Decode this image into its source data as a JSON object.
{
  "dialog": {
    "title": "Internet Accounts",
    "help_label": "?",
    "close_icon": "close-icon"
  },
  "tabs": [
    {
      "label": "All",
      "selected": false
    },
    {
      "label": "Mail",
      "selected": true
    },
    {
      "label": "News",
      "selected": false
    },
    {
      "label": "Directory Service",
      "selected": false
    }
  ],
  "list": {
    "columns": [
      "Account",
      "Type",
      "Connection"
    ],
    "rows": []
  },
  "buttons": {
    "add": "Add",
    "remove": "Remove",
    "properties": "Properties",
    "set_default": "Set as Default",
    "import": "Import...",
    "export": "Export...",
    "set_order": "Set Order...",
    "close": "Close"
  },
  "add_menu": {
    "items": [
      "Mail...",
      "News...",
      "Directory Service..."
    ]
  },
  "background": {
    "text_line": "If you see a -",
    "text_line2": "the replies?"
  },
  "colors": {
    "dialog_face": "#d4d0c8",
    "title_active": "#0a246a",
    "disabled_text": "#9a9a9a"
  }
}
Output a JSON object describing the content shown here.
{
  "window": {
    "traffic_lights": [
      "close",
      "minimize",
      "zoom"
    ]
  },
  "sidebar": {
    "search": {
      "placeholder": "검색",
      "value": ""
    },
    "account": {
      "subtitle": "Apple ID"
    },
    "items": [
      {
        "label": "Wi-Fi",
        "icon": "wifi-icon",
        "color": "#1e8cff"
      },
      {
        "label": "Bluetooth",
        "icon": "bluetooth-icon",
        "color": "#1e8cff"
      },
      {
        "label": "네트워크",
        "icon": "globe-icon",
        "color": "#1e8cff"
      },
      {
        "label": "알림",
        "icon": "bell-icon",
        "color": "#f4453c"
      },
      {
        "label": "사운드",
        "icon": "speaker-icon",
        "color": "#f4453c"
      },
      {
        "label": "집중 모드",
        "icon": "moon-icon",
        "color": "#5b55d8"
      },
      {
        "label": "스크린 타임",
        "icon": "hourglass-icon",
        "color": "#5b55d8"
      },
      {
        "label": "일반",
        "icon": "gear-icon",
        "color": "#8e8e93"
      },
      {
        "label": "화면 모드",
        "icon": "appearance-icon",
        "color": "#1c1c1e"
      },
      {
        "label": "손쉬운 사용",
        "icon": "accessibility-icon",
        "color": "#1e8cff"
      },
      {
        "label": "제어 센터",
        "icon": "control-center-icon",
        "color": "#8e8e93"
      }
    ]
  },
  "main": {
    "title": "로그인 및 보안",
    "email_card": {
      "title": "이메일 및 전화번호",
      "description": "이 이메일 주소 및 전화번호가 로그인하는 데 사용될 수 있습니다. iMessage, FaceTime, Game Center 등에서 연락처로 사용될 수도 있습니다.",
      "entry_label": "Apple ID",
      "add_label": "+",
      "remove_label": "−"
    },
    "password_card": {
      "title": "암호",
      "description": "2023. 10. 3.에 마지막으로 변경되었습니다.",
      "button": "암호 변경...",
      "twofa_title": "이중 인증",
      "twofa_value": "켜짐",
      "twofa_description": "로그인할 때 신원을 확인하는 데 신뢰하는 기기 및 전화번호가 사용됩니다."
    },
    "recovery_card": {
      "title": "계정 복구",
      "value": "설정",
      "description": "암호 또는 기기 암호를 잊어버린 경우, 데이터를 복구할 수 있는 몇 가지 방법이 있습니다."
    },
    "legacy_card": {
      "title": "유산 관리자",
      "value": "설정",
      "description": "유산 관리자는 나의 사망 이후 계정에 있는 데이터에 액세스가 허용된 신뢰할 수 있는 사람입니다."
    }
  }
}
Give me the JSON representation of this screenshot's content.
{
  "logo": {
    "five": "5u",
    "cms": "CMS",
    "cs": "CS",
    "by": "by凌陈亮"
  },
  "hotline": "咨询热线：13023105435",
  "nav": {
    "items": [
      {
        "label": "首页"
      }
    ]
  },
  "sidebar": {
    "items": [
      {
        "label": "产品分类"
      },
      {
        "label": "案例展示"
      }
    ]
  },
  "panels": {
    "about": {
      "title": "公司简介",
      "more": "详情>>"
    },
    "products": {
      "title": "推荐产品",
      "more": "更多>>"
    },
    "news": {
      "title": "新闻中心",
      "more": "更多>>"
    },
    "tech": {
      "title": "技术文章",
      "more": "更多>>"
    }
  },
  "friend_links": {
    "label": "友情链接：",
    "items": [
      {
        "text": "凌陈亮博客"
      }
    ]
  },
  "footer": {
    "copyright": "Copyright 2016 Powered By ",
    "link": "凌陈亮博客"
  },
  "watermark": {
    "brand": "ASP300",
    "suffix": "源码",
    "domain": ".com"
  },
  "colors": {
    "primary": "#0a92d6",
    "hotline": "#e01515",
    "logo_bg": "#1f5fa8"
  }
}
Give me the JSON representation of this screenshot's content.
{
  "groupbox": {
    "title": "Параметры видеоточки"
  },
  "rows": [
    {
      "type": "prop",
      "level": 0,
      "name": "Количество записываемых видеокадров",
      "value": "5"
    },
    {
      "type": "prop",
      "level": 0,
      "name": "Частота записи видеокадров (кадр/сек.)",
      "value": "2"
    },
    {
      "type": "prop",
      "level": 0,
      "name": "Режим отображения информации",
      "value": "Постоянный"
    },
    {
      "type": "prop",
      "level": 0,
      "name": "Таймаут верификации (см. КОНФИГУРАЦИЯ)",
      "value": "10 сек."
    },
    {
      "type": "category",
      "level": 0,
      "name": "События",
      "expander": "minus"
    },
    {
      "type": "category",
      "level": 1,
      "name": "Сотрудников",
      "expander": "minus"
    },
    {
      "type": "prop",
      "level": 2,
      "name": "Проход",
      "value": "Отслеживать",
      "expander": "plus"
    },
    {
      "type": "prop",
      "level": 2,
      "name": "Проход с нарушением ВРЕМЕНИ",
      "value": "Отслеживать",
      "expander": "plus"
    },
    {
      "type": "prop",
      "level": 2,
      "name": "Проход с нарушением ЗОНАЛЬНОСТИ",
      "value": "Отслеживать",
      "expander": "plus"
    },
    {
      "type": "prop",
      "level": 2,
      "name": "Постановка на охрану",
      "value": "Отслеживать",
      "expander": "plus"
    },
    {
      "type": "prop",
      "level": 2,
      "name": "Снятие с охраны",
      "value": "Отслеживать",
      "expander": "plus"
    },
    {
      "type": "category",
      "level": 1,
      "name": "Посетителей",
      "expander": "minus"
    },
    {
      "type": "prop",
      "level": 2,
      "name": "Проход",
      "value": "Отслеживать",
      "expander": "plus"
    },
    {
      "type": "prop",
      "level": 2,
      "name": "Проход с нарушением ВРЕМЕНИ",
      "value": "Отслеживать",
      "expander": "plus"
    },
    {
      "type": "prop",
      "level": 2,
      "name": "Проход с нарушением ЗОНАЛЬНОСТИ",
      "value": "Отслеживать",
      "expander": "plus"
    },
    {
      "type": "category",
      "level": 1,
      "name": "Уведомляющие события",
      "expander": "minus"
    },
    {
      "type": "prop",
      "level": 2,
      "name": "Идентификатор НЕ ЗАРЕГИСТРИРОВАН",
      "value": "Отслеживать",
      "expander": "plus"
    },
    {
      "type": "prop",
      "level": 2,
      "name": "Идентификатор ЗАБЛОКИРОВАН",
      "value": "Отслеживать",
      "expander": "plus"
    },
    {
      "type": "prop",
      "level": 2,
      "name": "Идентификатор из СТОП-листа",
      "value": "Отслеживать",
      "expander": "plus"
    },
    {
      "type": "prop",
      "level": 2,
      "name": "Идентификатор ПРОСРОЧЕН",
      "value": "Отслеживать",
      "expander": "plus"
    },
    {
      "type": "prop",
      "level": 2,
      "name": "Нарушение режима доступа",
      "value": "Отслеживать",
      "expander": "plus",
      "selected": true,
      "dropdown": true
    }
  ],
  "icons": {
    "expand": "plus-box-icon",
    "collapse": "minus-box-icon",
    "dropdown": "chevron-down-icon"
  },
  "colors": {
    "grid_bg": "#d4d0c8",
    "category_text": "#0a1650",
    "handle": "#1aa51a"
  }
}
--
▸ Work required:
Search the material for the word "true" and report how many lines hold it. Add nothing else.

▸ Your solution:
3